So Geraldine Ferraro revealed her cluelessness about race issues with her “I’m being attacked for being white” comment. She also revealed, as my partner astutely pointed out, that she must have almost no people of color in her close circle who could help her out by explaining exactly what was wrong about the comment about Barack Obama succeeding because he is black.
But somehow lost in all of this fulmination about race is any fulmination at all about gender, which is pretty much the story of this 2008 campaign. For all the “women voters are doing X” and “Hillary played the sexism card” and so on, we have heard very little media analysis about whether there actually is sexism in the electorate, punditocracy, handling, or media coverage of the race. Ferraro’s comment is a perfect example: Her comment had multiple parts, including the clueless and offensive part about Barack Obama’s race, that was rightly jumped on by people who pointed out that it was clueless and offensive. Her follow-up implying some sort of “reverse racism” demonstrated thoroughly that she doesn’t understand the systematic and systemic effects of racism, and how it is not simply about “noticing skin color”.
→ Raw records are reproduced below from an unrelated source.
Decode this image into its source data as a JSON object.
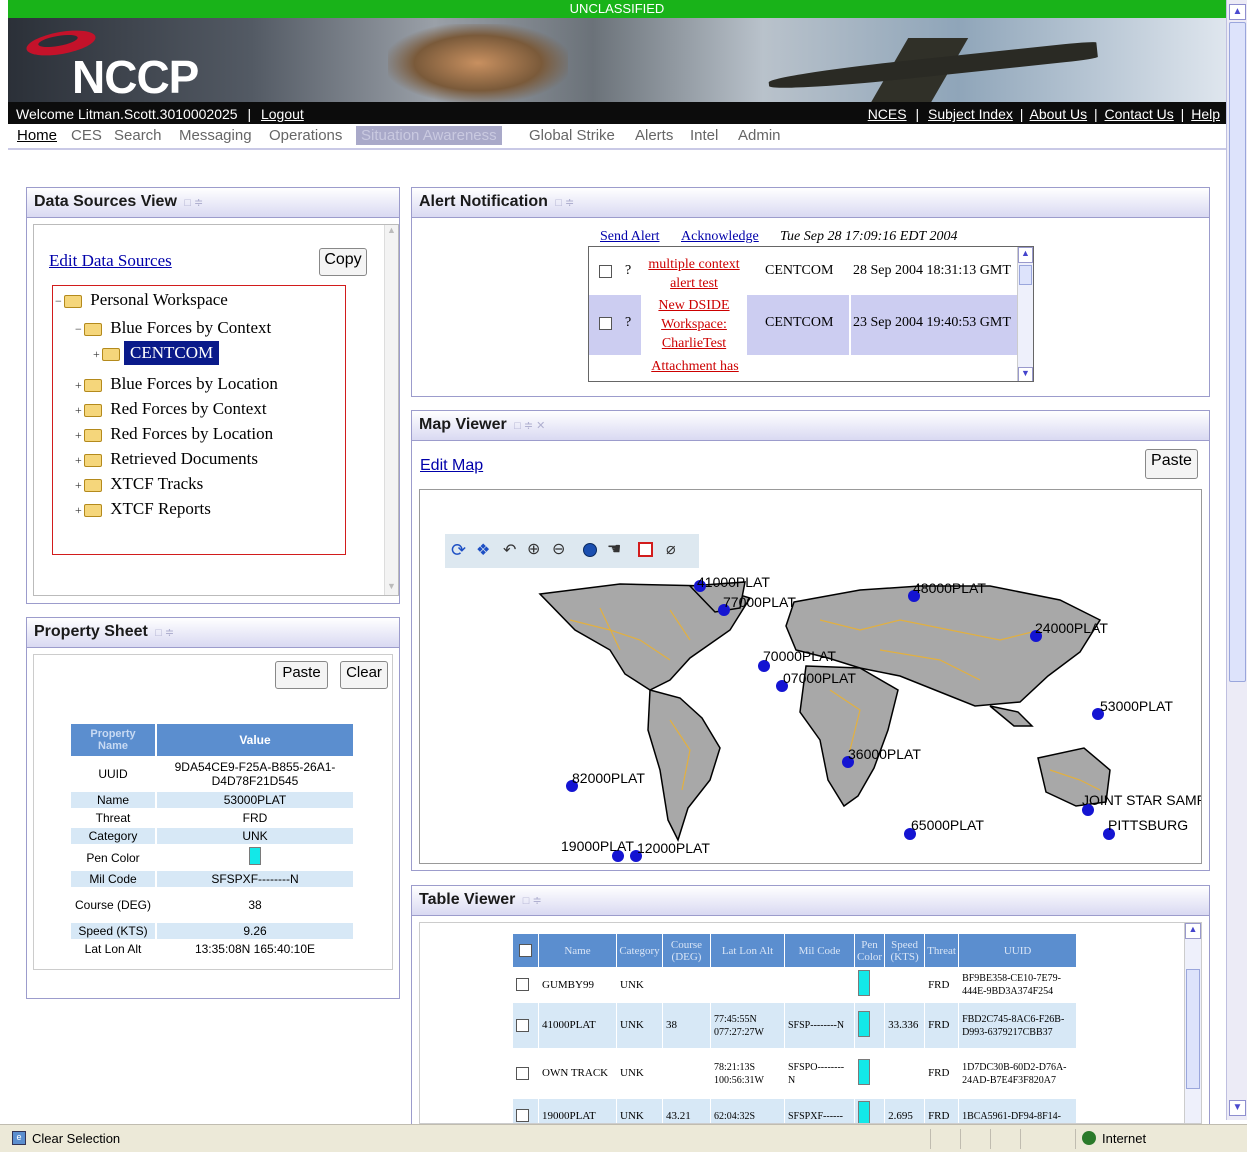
{
  "classification": "UNCLASSIFIED",
  "header": {
    "logo": "NCCP",
    "welcome": "Welcome Litman.Scott.3010002025",
    "logout": "Logout",
    "separator": "|",
    "links": [
      "NCES",
      "Subject Index",
      "About Us",
      "Contact Us",
      "Help"
    ]
  },
  "nav": {
    "tabs": [
      "Home",
      "CES",
      "Search",
      "Messaging",
      "Operations",
      "Situation Awareness",
      "Global Strike",
      "Alerts",
      "Intel",
      "Admin"
    ],
    "active": "Home",
    "selected": "Situation Awareness"
  },
  "data_sources": {
    "title": "Data Sources View",
    "edit_link": "Edit Data Sources",
    "copy_button": "Copy",
    "tree": [
      {
        "label": "Personal Workspace",
        "sign": "−"
      },
      {
        "label": "Blue Forces by Context",
        "sign": "−"
      },
      {
        "label": "CENTCOM",
        "sign": "+",
        "selected": true
      },
      {
        "label": "Blue Forces by Location",
        "sign": "+"
      },
      {
        "label": "Red Forces by Context",
        "sign": "+"
      },
      {
        "label": "Red Forces by Location",
        "sign": "+"
      },
      {
        "label": "Retrieved Documents",
        "sign": "+"
      },
      {
        "label": "XTCF Tracks",
        "sign": "+"
      },
      {
        "label": "XTCF Reports",
        "sign": "+"
      }
    ]
  },
  "property_sheet": {
    "title": "Property Sheet",
    "paste_button": "Paste",
    "clear_button": "Clear",
    "headers": [
      "Property Name",
      "Value"
    ],
    "rows": [
      {
        "name": "UUID",
        "value": "9DA54CE9-F25A-B855-26A1-D4D78F21D545"
      },
      {
        "name": "Name",
        "value": "53000PLAT"
      },
      {
        "name": "Threat",
        "value": "FRD"
      },
      {
        "name": "Category",
        "value": "UNK"
      },
      {
        "name": "Pen Color",
        "value": "",
        "color": "#13e8e8"
      },
      {
        "name": "Mil Code",
        "value": "SFSPXF--------N"
      },
      {
        "name": "Course (DEG)",
        "value": "38"
      },
      {
        "name": "Speed (KTS)",
        "value": "9.26"
      },
      {
        "name": "Lat Lon Alt",
        "value": "13:35:08N 165:40:10E"
      }
    ]
  },
  "alerts": {
    "title": "Alert Notification",
    "send_alert": "Send Alert",
    "acknowledge": "Acknowledge",
    "timestamp": "Tue Sep 28 17:09:16 EDT 2004",
    "rows": [
      {
        "status": "?",
        "title": "multiple context alert test",
        "org": "CENTCOM",
        "time": "28 Sep 2004 18:31:13 GMT"
      },
      {
        "status": "?",
        "title": "New DSIDE Workspace: CharlieTest",
        "org": "CENTCOM",
        "time": "23 Sep 2004 19:40:53 GMT"
      },
      {
        "status": "?",
        "title": "Attachment has",
        "org": "",
        "time": ""
      }
    ]
  },
  "map_viewer": {
    "title": "Map Viewer",
    "edit_link": "Edit Map",
    "paste_button": "Paste",
    "tools": [
      "refresh-icon",
      "layers-icon",
      "undo-icon",
      "zoom-in-icon",
      "zoom-out-icon",
      "globe-icon",
      "pan-hand-icon",
      "select-box-icon",
      "eraser-icon"
    ],
    "tracks": [
      "41000PLAT",
      "77000PLAT",
      "48000PLAT",
      "24000PLAT",
      "70000PLAT",
      "07000PLAT",
      "53000PLAT",
      "36000PLAT",
      "82000PLAT",
      "JOINT STAR SAMPI",
      "PITTSBURG",
      "65000PLAT",
      "19000PLAT",
      "12000PLAT"
    ]
  },
  "table_viewer": {
    "title": "Table Viewer",
    "headers": [
      "Name",
      "Category",
      "Course (DEG)",
      "Lat Lon Alt",
      "Mil Code",
      "Pen Color",
      "Speed (KTS)",
      "Threat",
      "UUID"
    ],
    "rows": [
      {
        "name": "GUMBY99",
        "category": "UNK",
        "course": "",
        "latlon": "",
        "milcode": "",
        "speed": "",
        "threat": "FRD",
        "uuid": "BF9BE358-CE10-7E79-444E-9BD3A374F254"
      },
      {
        "name": "41000PLAT",
        "category": "UNK",
        "course": "38",
        "latlon": "77:45:55N 077:27:27W",
        "milcode": "SFSP--------N",
        "speed": "33.336",
        "threat": "FRD",
        "uuid": "FBD2C745-8AC6-F26B-D993-6379217CBB37"
      },
      {
        "name": "OWN TRACK",
        "category": "UNK",
        "course": "",
        "latlon": "78:21:13S 100:56:31W",
        "milcode": "SFSPO--------N",
        "speed": "",
        "threat": "FRD",
        "uuid": "1D7DC30B-60D2-D76A-24AD-B7E4F3F820A7"
      },
      {
        "name": "19000PLAT",
        "category": "UNK",
        "course": "43.21",
        "latlon": "62:04:32S",
        "milcode": "SFSPXF------",
        "speed": "2.695",
        "threat": "FRD",
        "uuid": "1BCA5961-DF94-8F14-"
      }
    ]
  },
  "statusbar": {
    "left": "Clear Selection",
    "zone": "Internet"
  }
}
But Ferraro also commented about sexism in the campaign when she noted that Barack Obama would not have been so successful had he been a black woman — or for that matter a white woman or a woman of any race — and that observation has gone completely unremarked upon. Which is really unfortunate, because this part of her comment was much more astute. Can we imagine for a minute that a woman who was a junior senator, with good lefty credentials and remarkable oratory, could have done this well? Having seen the outright way people talk about Hillary’s voice and whether a woman could run the country — presumably a question of experience and temperament — would a woman with only four years on the national scene even be treated seriously? even by her own party? I honestly doubt it, and I wish that — instead of simply relishing the catfight aspect of politicians and their staff sniping at each other and then being outraged and then ritually firing their outspoken staffmembers — instead of all that, I wish the media would actually, occasionally, examine the issues that they bring up.
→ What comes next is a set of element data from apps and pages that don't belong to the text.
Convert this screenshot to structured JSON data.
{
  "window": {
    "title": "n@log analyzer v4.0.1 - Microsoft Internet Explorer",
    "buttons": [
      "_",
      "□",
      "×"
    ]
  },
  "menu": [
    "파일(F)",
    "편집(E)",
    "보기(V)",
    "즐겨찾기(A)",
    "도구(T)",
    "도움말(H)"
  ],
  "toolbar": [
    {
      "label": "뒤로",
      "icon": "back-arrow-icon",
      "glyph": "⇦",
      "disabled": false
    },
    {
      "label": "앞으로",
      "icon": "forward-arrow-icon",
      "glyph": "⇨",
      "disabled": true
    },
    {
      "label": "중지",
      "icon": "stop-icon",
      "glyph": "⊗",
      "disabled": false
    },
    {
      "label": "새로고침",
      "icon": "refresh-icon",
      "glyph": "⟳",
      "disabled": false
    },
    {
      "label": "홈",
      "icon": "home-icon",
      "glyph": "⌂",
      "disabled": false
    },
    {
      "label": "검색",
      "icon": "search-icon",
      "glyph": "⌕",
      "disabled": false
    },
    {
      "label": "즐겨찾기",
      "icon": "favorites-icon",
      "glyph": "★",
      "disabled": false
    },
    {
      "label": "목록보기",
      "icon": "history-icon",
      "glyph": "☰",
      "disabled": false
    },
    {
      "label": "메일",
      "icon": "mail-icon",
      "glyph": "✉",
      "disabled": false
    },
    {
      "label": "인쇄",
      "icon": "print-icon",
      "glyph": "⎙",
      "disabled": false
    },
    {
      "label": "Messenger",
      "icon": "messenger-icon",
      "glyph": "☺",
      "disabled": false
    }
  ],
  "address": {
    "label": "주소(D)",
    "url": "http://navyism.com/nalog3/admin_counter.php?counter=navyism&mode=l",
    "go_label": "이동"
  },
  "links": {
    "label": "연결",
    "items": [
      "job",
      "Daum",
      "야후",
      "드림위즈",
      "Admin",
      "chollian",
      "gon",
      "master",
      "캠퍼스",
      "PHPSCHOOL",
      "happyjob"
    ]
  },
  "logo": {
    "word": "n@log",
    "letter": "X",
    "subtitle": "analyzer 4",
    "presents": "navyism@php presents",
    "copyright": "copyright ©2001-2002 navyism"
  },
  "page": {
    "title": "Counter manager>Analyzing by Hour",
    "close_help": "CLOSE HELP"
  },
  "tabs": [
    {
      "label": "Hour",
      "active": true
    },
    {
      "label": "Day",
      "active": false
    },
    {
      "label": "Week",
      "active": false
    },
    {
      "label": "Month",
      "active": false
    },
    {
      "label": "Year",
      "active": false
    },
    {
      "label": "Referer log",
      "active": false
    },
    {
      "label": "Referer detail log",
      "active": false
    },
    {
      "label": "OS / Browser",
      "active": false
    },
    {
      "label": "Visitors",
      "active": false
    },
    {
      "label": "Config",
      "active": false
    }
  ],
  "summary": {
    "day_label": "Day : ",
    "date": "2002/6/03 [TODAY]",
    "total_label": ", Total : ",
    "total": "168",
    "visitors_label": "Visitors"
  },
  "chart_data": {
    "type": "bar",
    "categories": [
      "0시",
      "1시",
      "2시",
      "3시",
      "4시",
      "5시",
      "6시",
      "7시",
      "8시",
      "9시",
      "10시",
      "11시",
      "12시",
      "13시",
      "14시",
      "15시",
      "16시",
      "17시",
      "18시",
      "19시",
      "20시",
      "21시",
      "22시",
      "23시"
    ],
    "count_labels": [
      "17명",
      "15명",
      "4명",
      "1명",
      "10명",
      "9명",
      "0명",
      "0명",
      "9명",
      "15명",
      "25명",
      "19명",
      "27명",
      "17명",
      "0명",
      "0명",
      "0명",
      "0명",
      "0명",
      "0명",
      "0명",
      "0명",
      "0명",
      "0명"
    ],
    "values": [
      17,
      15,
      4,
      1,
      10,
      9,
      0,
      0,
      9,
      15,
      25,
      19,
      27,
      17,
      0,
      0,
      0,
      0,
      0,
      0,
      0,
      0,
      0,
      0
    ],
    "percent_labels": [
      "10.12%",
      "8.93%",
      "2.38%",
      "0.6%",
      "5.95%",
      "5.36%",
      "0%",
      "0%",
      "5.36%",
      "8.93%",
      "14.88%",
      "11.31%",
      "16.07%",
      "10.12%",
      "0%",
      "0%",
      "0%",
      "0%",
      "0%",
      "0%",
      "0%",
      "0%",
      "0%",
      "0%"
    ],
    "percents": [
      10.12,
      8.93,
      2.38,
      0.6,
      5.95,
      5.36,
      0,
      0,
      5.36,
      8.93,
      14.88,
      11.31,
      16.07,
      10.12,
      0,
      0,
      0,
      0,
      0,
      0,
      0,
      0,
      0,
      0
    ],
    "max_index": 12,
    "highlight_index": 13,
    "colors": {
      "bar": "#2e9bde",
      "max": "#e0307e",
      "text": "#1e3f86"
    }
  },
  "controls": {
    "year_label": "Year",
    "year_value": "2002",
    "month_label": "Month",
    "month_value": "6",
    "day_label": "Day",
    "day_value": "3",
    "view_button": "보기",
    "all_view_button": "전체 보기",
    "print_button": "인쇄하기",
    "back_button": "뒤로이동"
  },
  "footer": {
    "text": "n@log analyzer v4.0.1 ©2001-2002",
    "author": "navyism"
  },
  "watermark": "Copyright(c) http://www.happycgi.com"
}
Wouldn’t we all be a lot better if, instead of reporting that Ferraro said this, and Obama’s campaign expressed that, and then the Clinton campaign responded, and blah blah blah ad nauseum — if the media said, “is it true that Obama would not have done so well if he weren’t black?” and then analyzed it and did some talking about race in this country and how it is hardly a benefit no matter how much some white people blather on about so-called reverse racism, and looked at the studies about unconscious beliefs that people form about other people based on knowledge or presumptions about race. And while we’re at it we could look at the classism that infects discussions of Obama’s family, too.
And the media could also then analyze the comment about whether Obama would do as well if he were a woman, and look at sexism and how that affects things, and you know there are actually quite a lot of studies that show that editors are less likely to accept a paper if they think it’s by a woman, and reference writers are more likely to talk about the person’s family credentials if it’s a woman, and professional musician auditions are less likely to hire a woman unless the audition is done “blind”, and oh yeah people routinely allow themselves to be filmed on national television saying things like they just don’t believe a woman can really run the country, and what kind of effect does that have on people when another study has shown that simply hearing some unknown person in another room describe people as “like animals” makes one much more likely to administer higher-level shocks to people.
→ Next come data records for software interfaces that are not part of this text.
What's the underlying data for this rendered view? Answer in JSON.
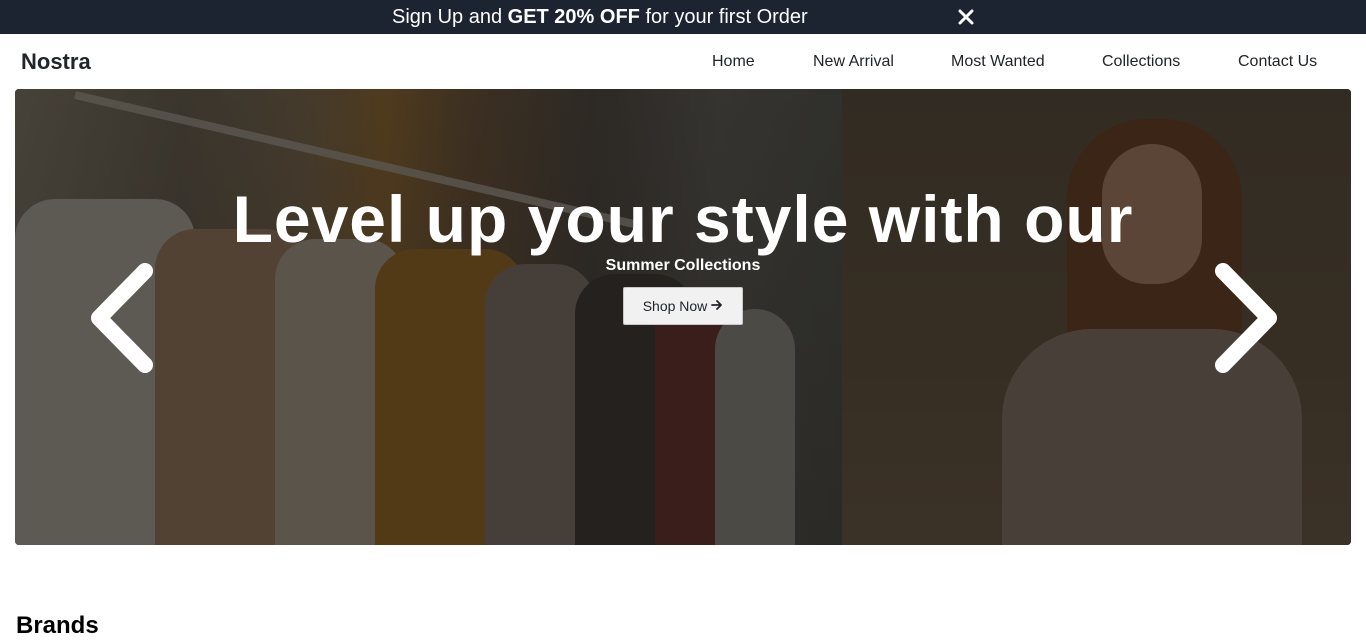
{
  "announcement": {
    "prefix": "Sign Up and ",
    "highlight": "GET 20% OFF",
    "suffix": " for your first Order",
    "close_icon": "close-icon",
    "bg_color": "#1c2331"
  },
  "nav": {
    "brand": "Nostra",
    "links": [
      "Home",
      "New Arrival",
      "Most Wanted",
      "Collections",
      "Contact Us"
    ]
  },
  "hero": {
    "title": "Level up your style with our",
    "subtitle": "Summer Collections",
    "button_label": "Shop Now",
    "button_icon": "arrow-right-icon",
    "prev_icon": "chevron-left-icon",
    "next_icon": "chevron-right-icon"
  },
  "brands": {
    "heading": "Brands"
  }
}
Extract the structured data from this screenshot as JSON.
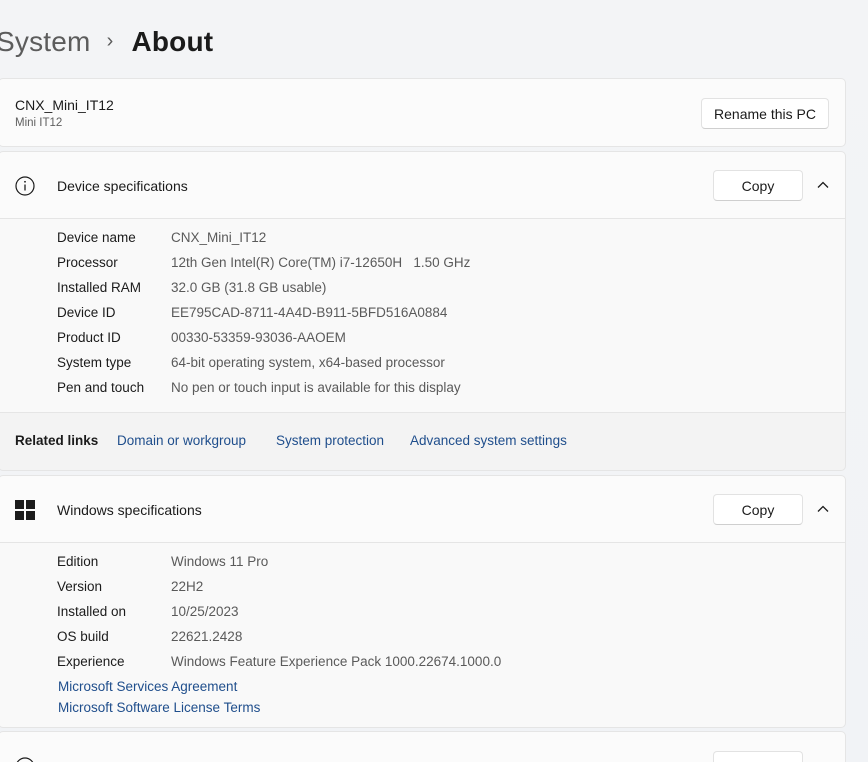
{
  "breadcrumb": {
    "parent": "System",
    "separator": "›",
    "current": "About"
  },
  "pc": {
    "name": "CNX_Mini_IT12",
    "model": "Mini IT12",
    "rename_label": "Rename this PC"
  },
  "device_specs": {
    "title": "Device specifications",
    "icon": "info-icon",
    "copy_label": "Copy",
    "rows": [
      {
        "label": "Device name",
        "value": "CNX_Mini_IT12"
      },
      {
        "label": "Processor",
        "value": "12th Gen Intel(R) Core(TM) i7-12650H   1.50 GHz"
      },
      {
        "label": "Installed RAM",
        "value": "32.0 GB (31.8 GB usable)"
      },
      {
        "label": "Device ID",
        "value": "EE795CAD-8711-4A4D-B911-5BFD516A0884"
      },
      {
        "label": "Product ID",
        "value": "00330-53359-93036-AAOEM"
      },
      {
        "label": "System type",
        "value": "64-bit operating system, x64-based processor"
      },
      {
        "label": "Pen and touch",
        "value": "No pen or touch input is available for this display"
      }
    ]
  },
  "related_links": {
    "label": "Related links",
    "links": [
      "Domain or workgroup",
      "System protection",
      "Advanced system settings"
    ]
  },
  "windows_specs": {
    "title": "Windows specifications",
    "icon": "windows-logo-icon",
    "copy_label": "Copy",
    "rows": [
      {
        "label": "Edition",
        "value": "Windows 11 Pro"
      },
      {
        "label": "Version",
        "value": "22H2"
      },
      {
        "label": "Installed on",
        "value": "10/25/2023"
      },
      {
        "label": "OS build",
        "value": "22621.2428"
      },
      {
        "label": "Experience",
        "value": "Windows Feature Experience Pack 1000.22674.1000.0"
      }
    ],
    "links": [
      "Microsoft Services Agreement",
      "Microsoft Software License Terms"
    ]
  },
  "colors": {
    "link": "#1f4e8c",
    "background": "#f3f3f3",
    "card": "#fbfbfb"
  }
}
Couldn’t we have some interesting conversations if we looked at the issues and the substance?
Isn’t this just another lament about the horse-race aspect of the campaign? Yes, it is.
update: See, this is why I love Katha Pollitt. Pollitt wrote:
that the “sulfurous emanations” about Mrs. Clinton made her want to write a check to her campaign, knock on doors, vote for her twice — even though she’d probably choose another candidate on policy grounds. “The hysterical insults flung at Hillary Clinton are just a franker, crazier version of the everyday insults — shrill, strident, angry, ranting, unattractive — that are flung at any vaguely liberal mildly feminist woman who shows a bit of spirit and independence,” she wrote, “who puts herself out in the public realm, who doesn’t fumble and look up coyly from underneath her hair and give her declarative sentences the cadence of a question.”
That’s pretty much exactly how I feel. And although Hillary isn’t interesting enough for me to read a whole book about her, I might try to get this essay by Pollitt.
To make things even better, this quote was actually from an article in the NYT that is actually on this exact topic: Postfeminism and Other Fairy Tales by Kate Zernike. It’s just a start but it’s good to see it, and maybe a little NYT coverage (albeit in Week in Review) will start at least a little self-reflection in other media.